Give the listing again in full, exactly as it appears.

++++ DATASET CONTENT ++++

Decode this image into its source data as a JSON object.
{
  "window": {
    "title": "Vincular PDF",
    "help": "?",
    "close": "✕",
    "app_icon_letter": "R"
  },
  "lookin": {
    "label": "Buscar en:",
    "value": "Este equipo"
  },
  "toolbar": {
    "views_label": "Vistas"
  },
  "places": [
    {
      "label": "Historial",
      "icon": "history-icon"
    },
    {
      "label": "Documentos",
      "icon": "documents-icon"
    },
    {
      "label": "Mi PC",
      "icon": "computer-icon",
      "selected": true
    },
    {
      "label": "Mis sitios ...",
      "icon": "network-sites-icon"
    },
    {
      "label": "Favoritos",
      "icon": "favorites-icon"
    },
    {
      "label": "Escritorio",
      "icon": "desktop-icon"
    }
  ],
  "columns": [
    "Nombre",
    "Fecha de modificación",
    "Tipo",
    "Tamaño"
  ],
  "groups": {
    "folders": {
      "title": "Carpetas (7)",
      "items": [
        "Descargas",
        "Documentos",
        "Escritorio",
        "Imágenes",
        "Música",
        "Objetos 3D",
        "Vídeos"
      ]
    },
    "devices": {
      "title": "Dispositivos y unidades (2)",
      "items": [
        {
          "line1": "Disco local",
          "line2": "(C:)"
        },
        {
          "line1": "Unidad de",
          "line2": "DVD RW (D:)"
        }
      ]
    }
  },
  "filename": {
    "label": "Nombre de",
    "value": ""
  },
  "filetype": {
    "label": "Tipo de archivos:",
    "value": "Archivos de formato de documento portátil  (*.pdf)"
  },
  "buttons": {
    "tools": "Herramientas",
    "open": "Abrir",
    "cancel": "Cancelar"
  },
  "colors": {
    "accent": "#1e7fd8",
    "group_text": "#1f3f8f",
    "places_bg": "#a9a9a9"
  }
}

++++

▶ **REPLY**:
Decode this image into its source data as a JSON object.
{
  "window": {
    "title": "Vincular PDF",
    "help": "?",
    "close": "✕",
    "app_icon_letter": "R"
  },
  "lookin": {
    "label": "Buscar en:",
    "value": "Este equipo"
  },
  "toolbar": {
    "views_label": "Vistas"
  },
  "places": [
    {
      "label": "Historial",
      "icon": "history-icon"
    },
    {
      "label": "Documentos",
      "icon": "documents-icon"
    },
    {
      "label": "Mi PC",
      "icon": "computer-icon",
      "selected": true
    },
    {
      "label": "Mis sitios ...",
      "icon": "network-sites-icon"
    },
    {
      "label": "Favoritos",
      "icon": "favorites-icon"
    },
    {
      "label": "Escritorio",
      "icon": "desktop-icon"
    }
  ],
  "columns": [
    "Nombre",
    "Fecha de modificación",
    "Tipo",
    "Tamaño"
  ],
  "groups": {
    "folders": {
      "title": "Carpetas (7)",
      "items": [
        "Descargas",
        "Documentos",
        "Escritorio",
        "Imágenes",
        "Música",
        "Objetos 3D",
        "Vídeos"
      ]
    },
    "devices": {
      "title": "Dispositivos y unidades (2)",
      "items": [
        {
          "line1": "Disco local",
          "line2": "(C:)"
        },
        {
          "line1": "Unidad de",
          "line2": "DVD RW (D:)"
        }
      ]
    }
  },
  "filename": {
    "label": "Nombre de",
    "value": ""
  },
  "filetype": {
    "label": "Tipo de archivos:",
    "value": "Archivos de formato de documento portátil  (*.pdf)"
  },
  "buttons": {
    "tools": "Herramientas",
    "open": "Abrir",
    "cancel": "Cancelar"
  },
  "colors": {
    "accent": "#1e7fd8",
    "group_text": "#1f3f8f",
    "places_bg": "#a9a9a9"
  }
}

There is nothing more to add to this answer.